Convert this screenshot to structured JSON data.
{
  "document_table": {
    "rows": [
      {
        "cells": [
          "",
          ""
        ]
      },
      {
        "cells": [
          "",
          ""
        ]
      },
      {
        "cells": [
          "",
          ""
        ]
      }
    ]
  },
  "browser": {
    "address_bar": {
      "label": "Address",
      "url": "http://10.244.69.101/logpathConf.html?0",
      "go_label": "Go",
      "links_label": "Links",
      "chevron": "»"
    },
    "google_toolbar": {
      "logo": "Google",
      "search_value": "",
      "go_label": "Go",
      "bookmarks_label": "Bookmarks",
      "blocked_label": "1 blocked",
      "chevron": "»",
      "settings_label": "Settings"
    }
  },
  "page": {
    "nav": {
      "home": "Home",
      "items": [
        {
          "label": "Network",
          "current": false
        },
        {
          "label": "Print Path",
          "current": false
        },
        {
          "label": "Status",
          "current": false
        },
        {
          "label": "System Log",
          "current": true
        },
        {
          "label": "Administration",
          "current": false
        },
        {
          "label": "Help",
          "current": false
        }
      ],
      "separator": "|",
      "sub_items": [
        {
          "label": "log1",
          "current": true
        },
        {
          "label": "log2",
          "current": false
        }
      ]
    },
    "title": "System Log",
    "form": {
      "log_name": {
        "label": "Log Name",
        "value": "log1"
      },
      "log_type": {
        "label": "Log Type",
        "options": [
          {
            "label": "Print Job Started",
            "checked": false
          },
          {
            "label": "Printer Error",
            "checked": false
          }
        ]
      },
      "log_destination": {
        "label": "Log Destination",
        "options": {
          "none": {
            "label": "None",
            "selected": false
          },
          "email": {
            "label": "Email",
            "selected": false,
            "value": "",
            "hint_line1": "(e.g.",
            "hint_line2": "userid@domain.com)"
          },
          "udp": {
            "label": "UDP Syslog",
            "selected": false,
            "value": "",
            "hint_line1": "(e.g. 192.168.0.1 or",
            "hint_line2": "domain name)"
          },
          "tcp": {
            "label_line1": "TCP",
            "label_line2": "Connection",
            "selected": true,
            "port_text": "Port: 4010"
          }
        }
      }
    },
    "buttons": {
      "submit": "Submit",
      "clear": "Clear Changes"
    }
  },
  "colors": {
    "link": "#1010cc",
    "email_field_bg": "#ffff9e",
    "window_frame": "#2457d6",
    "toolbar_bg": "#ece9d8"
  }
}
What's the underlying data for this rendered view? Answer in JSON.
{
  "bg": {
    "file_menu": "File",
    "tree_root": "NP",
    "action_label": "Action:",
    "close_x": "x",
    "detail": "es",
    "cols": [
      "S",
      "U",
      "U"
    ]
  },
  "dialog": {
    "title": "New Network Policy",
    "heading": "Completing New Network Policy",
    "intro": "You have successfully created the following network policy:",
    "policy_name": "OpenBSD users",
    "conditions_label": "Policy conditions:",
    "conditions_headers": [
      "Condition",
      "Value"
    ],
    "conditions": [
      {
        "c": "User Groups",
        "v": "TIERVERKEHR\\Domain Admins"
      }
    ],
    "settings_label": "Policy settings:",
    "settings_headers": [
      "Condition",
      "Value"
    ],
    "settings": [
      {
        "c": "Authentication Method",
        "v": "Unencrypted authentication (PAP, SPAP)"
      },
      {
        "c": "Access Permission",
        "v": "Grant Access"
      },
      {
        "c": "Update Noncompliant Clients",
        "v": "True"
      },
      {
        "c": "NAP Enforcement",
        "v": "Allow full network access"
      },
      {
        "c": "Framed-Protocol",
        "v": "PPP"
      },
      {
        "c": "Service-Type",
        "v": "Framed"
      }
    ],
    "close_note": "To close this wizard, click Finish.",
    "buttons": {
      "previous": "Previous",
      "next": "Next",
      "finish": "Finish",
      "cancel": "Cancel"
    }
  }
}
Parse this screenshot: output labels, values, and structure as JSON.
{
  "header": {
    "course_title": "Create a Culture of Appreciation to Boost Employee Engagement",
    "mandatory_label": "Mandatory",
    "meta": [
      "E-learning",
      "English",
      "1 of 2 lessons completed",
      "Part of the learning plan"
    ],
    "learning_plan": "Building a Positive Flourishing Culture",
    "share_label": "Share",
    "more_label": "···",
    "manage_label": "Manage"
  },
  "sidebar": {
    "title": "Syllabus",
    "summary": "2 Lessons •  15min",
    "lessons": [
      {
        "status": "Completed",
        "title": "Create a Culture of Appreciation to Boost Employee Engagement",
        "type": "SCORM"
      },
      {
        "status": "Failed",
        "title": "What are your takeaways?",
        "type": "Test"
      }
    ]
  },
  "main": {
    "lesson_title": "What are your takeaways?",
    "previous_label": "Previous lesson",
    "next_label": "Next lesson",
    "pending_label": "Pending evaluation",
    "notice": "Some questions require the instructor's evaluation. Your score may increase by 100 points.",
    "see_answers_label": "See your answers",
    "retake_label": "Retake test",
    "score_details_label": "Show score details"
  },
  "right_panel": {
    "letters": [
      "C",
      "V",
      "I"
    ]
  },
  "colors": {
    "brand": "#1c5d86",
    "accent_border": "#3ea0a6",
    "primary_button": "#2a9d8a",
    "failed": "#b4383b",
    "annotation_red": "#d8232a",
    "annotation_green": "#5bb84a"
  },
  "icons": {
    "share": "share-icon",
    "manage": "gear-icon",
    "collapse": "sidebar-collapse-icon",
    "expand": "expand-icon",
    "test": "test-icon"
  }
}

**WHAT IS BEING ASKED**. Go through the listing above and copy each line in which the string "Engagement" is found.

**YOUR SOLUTION**.
    "course_title": "Create a Culture of Appreciation to Boost Employee Engagement",
        "title": "Create a Culture of Appreciation to Boost Employee Engagement",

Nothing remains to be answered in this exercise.